Sudbury’s Wetlands: Sudbury hosts a diverse array of wetlands. The Sudbury River, Hop Brook, Pantry Brook, Landam Brook, and dozens of feeder streams snake through town creating a dense weave of riparian wetlands. Kettle hole ponds and wetlands offer reminders of the town’s glacial history. Marshes, swamps, and broad floodplains abound. Well over 100 vernal pools serve as breeding ponds for many amphibian species — including some of the state’s endangered species. Willis Pond, Grist Mill Pond, Carding Mill Pond, and many smaller ponds dot the landscape and provide significant wildlife habitat and recreational opportunities for residents.
Why We Protect Wetlands:
Wetlands provide a variety of free “services” to the town:
- Protection of public & private water supplies,
- Flood control
- Storm damage prevention
- Water and soil pollution prevention,
- Erosion and sedimentation control,
- Opportunities for passive recreation, and
- Wildlife habitat.
Some of these functions and values, such as flood control, are extremely expensive to replace by engineering means and often carry high long term maintenance costs.
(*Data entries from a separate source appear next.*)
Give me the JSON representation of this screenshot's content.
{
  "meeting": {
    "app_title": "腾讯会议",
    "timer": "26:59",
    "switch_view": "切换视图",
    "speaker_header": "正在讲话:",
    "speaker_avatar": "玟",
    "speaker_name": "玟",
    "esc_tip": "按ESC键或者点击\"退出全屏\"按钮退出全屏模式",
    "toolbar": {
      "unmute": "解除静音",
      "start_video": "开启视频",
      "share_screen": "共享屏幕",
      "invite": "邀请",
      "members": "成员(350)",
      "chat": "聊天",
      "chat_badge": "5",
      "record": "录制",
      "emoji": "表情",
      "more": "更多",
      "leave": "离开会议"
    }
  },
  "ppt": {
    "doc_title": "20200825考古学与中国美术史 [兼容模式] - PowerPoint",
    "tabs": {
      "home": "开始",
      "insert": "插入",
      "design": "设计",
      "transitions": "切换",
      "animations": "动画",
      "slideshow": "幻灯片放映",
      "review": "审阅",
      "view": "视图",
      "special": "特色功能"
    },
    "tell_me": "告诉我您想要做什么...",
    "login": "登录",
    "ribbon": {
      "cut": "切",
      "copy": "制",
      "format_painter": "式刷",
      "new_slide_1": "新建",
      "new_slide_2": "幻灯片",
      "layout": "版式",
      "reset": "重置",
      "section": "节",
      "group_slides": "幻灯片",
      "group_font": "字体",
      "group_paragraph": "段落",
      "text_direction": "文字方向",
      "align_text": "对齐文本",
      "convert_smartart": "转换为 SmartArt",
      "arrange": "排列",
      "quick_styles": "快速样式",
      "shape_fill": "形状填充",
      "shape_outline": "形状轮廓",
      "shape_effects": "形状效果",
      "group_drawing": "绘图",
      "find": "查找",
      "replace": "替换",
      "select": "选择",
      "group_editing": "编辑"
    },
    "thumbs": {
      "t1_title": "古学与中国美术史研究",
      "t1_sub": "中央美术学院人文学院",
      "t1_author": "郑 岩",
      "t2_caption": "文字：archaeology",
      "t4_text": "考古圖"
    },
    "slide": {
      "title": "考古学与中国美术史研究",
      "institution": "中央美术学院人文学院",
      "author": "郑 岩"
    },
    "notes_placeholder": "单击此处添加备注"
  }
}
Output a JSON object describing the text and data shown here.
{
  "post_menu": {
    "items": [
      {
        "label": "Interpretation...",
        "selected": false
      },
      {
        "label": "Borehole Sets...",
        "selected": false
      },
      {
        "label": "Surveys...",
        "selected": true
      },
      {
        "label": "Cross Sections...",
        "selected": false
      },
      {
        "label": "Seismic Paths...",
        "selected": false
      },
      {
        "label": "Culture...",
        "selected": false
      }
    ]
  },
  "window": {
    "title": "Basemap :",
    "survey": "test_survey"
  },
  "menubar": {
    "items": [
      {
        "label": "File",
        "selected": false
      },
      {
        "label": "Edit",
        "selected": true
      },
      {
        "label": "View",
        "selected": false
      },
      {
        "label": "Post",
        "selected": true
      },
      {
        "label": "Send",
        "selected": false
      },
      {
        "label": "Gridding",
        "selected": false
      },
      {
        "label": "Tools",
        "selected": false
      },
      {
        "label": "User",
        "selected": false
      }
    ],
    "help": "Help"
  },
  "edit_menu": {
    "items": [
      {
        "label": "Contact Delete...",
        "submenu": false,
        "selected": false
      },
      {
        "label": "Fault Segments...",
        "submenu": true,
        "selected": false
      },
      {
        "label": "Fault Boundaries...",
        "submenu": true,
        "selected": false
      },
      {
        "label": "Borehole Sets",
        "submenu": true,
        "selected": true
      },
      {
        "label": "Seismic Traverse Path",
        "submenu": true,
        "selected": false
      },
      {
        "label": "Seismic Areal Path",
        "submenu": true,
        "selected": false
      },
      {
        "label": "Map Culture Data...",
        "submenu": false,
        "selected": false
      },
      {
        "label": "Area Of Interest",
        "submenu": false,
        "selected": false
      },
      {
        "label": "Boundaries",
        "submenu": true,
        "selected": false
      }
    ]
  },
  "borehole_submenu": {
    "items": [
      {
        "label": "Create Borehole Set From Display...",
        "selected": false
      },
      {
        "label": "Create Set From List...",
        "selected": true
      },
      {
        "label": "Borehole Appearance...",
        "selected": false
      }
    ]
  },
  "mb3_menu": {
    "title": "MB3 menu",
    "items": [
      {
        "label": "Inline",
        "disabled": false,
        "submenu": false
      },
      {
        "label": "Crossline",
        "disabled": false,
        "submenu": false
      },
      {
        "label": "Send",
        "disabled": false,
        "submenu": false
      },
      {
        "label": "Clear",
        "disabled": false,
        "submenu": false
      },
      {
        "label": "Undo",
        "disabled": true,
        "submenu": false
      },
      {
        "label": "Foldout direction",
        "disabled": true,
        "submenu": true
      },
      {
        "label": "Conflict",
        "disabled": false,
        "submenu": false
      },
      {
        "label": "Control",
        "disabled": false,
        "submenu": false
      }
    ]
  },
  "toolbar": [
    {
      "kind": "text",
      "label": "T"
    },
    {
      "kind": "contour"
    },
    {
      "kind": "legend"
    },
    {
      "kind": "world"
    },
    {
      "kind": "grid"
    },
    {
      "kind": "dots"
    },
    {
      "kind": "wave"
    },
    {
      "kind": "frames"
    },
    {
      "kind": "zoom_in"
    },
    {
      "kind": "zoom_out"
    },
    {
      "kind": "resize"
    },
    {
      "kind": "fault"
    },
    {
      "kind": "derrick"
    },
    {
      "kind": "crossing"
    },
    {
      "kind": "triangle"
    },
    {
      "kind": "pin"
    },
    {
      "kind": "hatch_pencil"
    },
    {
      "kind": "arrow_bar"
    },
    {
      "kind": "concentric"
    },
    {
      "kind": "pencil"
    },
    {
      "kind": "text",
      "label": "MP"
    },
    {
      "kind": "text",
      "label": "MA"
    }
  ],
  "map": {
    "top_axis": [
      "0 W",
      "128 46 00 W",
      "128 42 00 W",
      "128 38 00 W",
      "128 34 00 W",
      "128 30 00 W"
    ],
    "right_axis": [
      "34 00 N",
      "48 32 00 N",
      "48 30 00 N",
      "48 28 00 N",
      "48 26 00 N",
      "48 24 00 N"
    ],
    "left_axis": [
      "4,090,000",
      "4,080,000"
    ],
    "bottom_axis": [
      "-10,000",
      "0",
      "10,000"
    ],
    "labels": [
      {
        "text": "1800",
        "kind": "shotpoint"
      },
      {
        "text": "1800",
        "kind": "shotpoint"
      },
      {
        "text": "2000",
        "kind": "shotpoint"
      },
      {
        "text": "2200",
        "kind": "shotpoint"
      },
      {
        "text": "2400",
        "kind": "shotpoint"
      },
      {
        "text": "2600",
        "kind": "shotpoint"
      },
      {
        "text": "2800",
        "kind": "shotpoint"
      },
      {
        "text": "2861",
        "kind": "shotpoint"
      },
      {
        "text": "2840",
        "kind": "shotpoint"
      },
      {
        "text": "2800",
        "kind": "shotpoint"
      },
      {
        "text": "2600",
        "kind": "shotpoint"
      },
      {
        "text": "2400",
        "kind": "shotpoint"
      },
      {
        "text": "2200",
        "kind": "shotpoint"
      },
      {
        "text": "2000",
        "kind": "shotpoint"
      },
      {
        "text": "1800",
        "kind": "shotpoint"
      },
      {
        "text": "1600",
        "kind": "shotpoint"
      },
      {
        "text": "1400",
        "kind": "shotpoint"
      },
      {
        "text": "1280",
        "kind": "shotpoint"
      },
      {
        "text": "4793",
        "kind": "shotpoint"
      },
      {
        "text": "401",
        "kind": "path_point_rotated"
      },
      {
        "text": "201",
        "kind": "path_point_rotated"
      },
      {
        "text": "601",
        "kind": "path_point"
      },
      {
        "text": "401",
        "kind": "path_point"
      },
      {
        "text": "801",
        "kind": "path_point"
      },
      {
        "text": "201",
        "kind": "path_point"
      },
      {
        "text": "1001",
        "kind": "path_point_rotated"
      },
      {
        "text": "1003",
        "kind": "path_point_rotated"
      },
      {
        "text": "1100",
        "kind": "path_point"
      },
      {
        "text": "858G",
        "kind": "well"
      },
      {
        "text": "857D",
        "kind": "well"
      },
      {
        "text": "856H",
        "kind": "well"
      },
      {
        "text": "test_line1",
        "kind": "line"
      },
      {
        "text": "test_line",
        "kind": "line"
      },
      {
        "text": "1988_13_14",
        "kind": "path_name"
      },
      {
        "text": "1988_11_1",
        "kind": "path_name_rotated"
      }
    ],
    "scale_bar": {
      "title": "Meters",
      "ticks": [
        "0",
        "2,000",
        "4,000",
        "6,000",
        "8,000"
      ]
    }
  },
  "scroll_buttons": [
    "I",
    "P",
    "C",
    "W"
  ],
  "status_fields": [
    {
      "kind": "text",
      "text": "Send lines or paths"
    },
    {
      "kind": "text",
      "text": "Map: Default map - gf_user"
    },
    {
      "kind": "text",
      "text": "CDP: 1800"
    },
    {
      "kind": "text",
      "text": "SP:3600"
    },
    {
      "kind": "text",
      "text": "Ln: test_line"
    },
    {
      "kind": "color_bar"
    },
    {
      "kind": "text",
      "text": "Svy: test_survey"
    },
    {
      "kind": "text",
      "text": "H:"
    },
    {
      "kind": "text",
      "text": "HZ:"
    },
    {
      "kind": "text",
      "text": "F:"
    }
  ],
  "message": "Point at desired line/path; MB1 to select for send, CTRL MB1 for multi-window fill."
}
Other services — such as wildlife habitat — are irreplaceable.
How We Protect Wetlands:
Federal, state, and local laws provide overlapping legal protection of wetland resources in Sudbury. Sections 401 and 404 of the federal Clean Water Act give the US EPA and the Army Corps of Engineers jurisdiction over certain wetlands.
The Massachusetts Wetlands Protection Act regulates development and other activity in and around wetland resource areas. The Conservation Commission acts as the local agent for the Massachusetts Department of Environmental Protection in implementing and enforcing the Act.
The Massachusetts Wetlands Protection Act
The Sudbury Wetlands Administration Bylaw moves several steps beyond the Massachusetts Wetlands Protection Act to protect local wetlands. A number additional interests and values are identified: erosion and sedimentation control, agriculture, and passive recreation. Vernal pools are protected as a significant additional wetland resource. Smaller ponds are protected. And most importantly, upland areas within 100 feet of wetlands, and within 200 feet of rivers and streams, have been given resource status as adjascent upland resources and are fully protected.
The Sudbury Wetlands Administration Bylaw Regulations